• [Your instructions]: Here is a set of records. Copy them all exactly.

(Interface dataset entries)
────────────────────
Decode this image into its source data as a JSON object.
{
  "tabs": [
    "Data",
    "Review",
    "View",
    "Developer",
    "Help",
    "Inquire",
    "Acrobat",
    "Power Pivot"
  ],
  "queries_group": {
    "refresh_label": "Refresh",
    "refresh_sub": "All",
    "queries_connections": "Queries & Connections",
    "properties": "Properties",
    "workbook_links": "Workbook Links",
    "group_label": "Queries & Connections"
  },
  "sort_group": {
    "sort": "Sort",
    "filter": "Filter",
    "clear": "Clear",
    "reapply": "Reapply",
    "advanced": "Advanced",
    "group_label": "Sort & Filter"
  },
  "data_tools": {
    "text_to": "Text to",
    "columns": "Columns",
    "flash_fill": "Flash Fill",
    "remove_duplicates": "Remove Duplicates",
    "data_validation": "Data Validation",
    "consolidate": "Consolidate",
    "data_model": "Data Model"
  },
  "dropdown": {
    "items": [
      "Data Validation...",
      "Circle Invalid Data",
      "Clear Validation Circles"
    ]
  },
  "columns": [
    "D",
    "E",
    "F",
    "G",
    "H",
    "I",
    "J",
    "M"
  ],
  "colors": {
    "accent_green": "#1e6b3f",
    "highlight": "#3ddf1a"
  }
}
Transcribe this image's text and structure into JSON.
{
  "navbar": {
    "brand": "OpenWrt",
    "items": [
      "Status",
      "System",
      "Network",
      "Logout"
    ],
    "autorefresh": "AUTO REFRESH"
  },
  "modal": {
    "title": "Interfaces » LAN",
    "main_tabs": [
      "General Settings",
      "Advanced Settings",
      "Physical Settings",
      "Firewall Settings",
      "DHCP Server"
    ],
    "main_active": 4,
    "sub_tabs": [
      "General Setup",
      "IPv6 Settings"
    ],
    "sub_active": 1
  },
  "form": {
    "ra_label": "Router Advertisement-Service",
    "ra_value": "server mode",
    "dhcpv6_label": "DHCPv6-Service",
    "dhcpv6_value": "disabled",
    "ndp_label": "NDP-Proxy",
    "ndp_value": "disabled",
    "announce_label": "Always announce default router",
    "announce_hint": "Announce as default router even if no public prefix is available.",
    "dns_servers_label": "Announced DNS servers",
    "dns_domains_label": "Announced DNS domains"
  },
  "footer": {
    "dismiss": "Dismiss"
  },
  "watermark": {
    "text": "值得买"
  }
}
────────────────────
• [Exercise answer]:
Decode this image into its source data as a JSON object.
{
  "tabs": [
    "Data",
    "Review",
    "View",
    "Developer",
    "Help",
    "Inquire",
    "Acrobat",
    "Power Pivot"
  ],
  "queries_group": {
    "refresh_label": "Refresh",
    "refresh_sub": "All",
    "queries_connections": "Queries & Connections",
    "properties": "Properties",
    "workbook_links": "Workbook Links",
    "group_label": "Queries & Connections"
  },
  "sort_group": {
    "sort": "Sort",
    "filter": "Filter",
    "clear": "Clear",
    "reapply": "Reapply",
    "advanced": "Advanced",
    "group_label": "Sort & Filter"
  },
  "data_tools": {
    "text_to": "Text to",
    "columns": "Columns",
    "flash_fill": "Flash Fill",
    "remove_duplicates": "Remove Duplicates",
    "data_validation": "Data Validation",
    "consolidate": "Consolidate",
    "data_model": "Data Model"
  },
  "dropdown": {
    "items": [
      "Data Validation...",
      "Circle Invalid Data",
      "Clear Validation Circles"
    ]
  },
  "columns": [
    "D",
    "E",
    "F",
    "G",
    "H",
    "I",
    "J",
    "M"
  ],
  "colors": {
    "accent_green": "#1e6b3f",
    "highlight": "#3ddf1a"
  }
}
Transcribe this image's text and structure into JSON.
{
  "navbar": {
    "brand": "OpenWrt",
    "items": [
      "Status",
      "System",
      "Network",
      "Logout"
    ],
    "autorefresh": "AUTO REFRESH"
  },
  "modal": {
    "title": "Interfaces » LAN",
    "main_tabs": [
      "General Settings",
      "Advanced Settings",
      "Physical Settings",
      "Firewall Settings",
      "DHCP Server"
    ],
    "main_active": 4,
    "sub_tabs": [
      "General Setup",
      "IPv6 Settings"
    ],
    "sub_active": 1
  },
  "form": {
    "ra_label": "Router Advertisement-Service",
    "ra_value": "server mode",
    "dhcpv6_label": "DHCPv6-Service",
    "dhcpv6_value": "disabled",
    "ndp_label": "NDP-Proxy",
    "ndp_value": "disabled",
    "announce_label": "Always announce default router",
    "announce_hint": "Announce as default router even if no public prefix is available.",
    "dns_servers_label": "Announced DNS servers",
    "dns_domains_label": "Announced DNS domains"
  },
  "footer": {
    "dismiss": "Dismiss"
  },
  "watermark": {
    "text": "值得买"
  }
}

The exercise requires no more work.